Pop Quell

June 2010

Thomas Shepherd, D. Min.

Thomas Shepherd speaks on hardwork, fathers, and love

Thomas Shepherd teaches in the Historical and Theological Studies Department of Unity Institute®. He is the author of Jesus 2.1: An Upgrade for the 21st Century and Good Questions, a book based upon his popular Unity Magazine® column. 

My grandfather, William Henry Quell (1911-1974), was a seventh grade dropout. He and my grandmother, Esther Marie Quell, raised me. He is the only father figure I’ve ever known, and I gotta tell you, he wasn’t very good at being a dad. He was working all the time! He worked nights, and then he drove school buses during the day. He came home between morning and afternoon bus runs to catch some sleep. But he was always walking out the door with his lunch pail, and I wanted a dad to play catch with me. He didn’t even talk that much. I thought he was, well, stupid.

Only after he had been dead a decade did I realize that English wasn’t his first language; he was urban Pennsylvania Dutch. Pop Quell was a mechanic’s helper at the Reading, Pennsylvania Bus Company. He never made mechanic. He was a barely educated man who struggled to read the evening newspaper and repeated himself frequently when he thought he had said something witty.

Pop Quell wasn’t stupid, rather he was in the purest sense of the word ignorant, meaning he wasn’t well-educated in an academic setting and therefore had limited resources to understand things like American history, politics, literature, art or philosophy. It wasn’t his fault, and it certainly wasn’t due to laziness. William Henry Quell left school at 12 years old to go to work, not just because the family needed extra income, but because that is what working-class boys did in the factory towns during the 1920s. All he wanted out of life was a living wage, decent benefits and a chance to work hard and retire with dignity. And to go fishing in Maryland every summer.

I was moving back to Reading in June of 1974, transferring from Denver, Colo., to a graduate school of theology near home for the second and third years of my seminary education. While I was driving across country, my grandfather died of a heart attack on my 28th birthday, June 10, 1974. He was just shy of 63 and had not survived to collect Social Security.
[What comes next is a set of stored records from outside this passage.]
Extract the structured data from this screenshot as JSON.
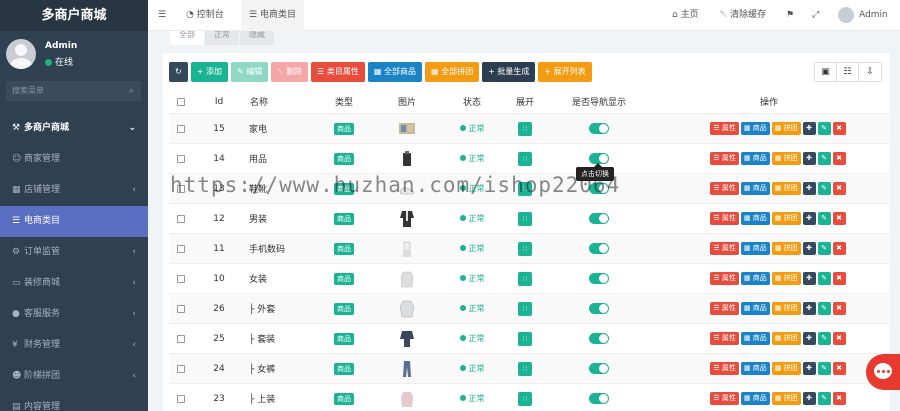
{
  "app": {
    "title": "多商户商城"
  },
  "user": {
    "name": "Admin",
    "status": "在线"
  },
  "sidebar": {
    "search_placeholder": "搜索菜单",
    "items": [
      {
        "label": "多商户商城",
        "icon": "wrench-icon"
      },
      {
        "label": "商家管理",
        "icon": "user-icon"
      },
      {
        "label": "店铺管理",
        "icon": "store-icon"
      },
      {
        "label": "电商类目",
        "icon": "list-icon"
      },
      {
        "label": "订单监管",
        "icon": "gear-icon"
      },
      {
        "label": "装修商城",
        "icon": "monitor-icon"
      },
      {
        "label": "客服服务",
        "icon": "chat-icon"
      },
      {
        "label": "财务管理",
        "icon": "money-icon"
      },
      {
        "label": "阶梯拼团",
        "icon": "group-icon"
      },
      {
        "label": "内容管理",
        "icon": "file-icon"
      }
    ]
  },
  "topbar": {
    "dashboard": "控制台",
    "active_tab": "电商类目",
    "home": "主页",
    "clear_cache": "清除缓存",
    "admin": "Admin"
  },
  "subtabs": [
    "全部",
    "正常",
    "隐藏"
  ],
  "toolbar": {
    "add": "添加",
    "edit": "编辑",
    "delete": "删除",
    "category_attr": "类目属性",
    "all_products": "全部商品",
    "all_group": "全部拼团",
    "batch_generate": "批量生成",
    "expand_all": "展开列表"
  },
  "table": {
    "headers": {
      "id": "Id",
      "name": "名称",
      "type": "类型",
      "image": "图片",
      "status": "状态",
      "expand": "展开",
      "nav": "是否导航显示",
      "ops": "操作"
    },
    "tag_label": "商品",
    "status_label": "正常",
    "op_labels": {
      "attr": "属性",
      "product": "商品",
      "group": "拼团"
    },
    "rows": [
      {
        "id": "15",
        "name": "家电"
      },
      {
        "id": "14",
        "name": "用品"
      },
      {
        "id": "13",
        "name": "鞋靴"
      },
      {
        "id": "12",
        "name": "男装"
      },
      {
        "id": "11",
        "name": "手机数码"
      },
      {
        "id": "10",
        "name": "女装"
      },
      {
        "id": "26",
        "name": "├ 外套"
      },
      {
        "id": "25",
        "name": "├ 套装"
      },
      {
        "id": "24",
        "name": "├ 女裤"
      },
      {
        "id": "23",
        "name": "├ 上装"
      }
    ]
  },
  "tooltip": "点击切换",
  "watermark": "https://www.huzhan.com/ishop22064"
}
My grandfather worked two jobs—cleaning city buses by night and driving school buses by day—and I never had a chance to tell him thank you. I realized recently that the reason he was working so hard was to put me through high school, a level that must have seemed like college to him. Now, thanks to his initial investment in my future, I have a doctorate.
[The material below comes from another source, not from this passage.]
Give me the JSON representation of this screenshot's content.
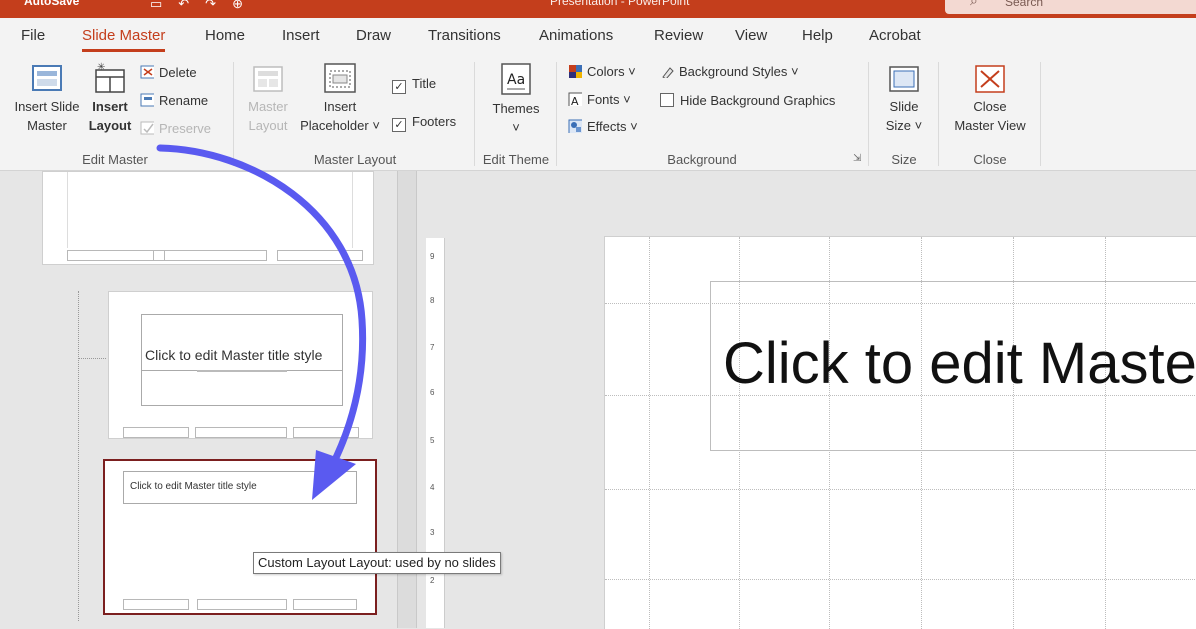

As I think about Father’s Day, I am thankful beyond words for all the dads and granddads, all the Pop Quells out there who are holding down multiple jobs to raise kids who will shape the future in ways they could not imagine. Fatherhood, well done, is a shining example of selfless love.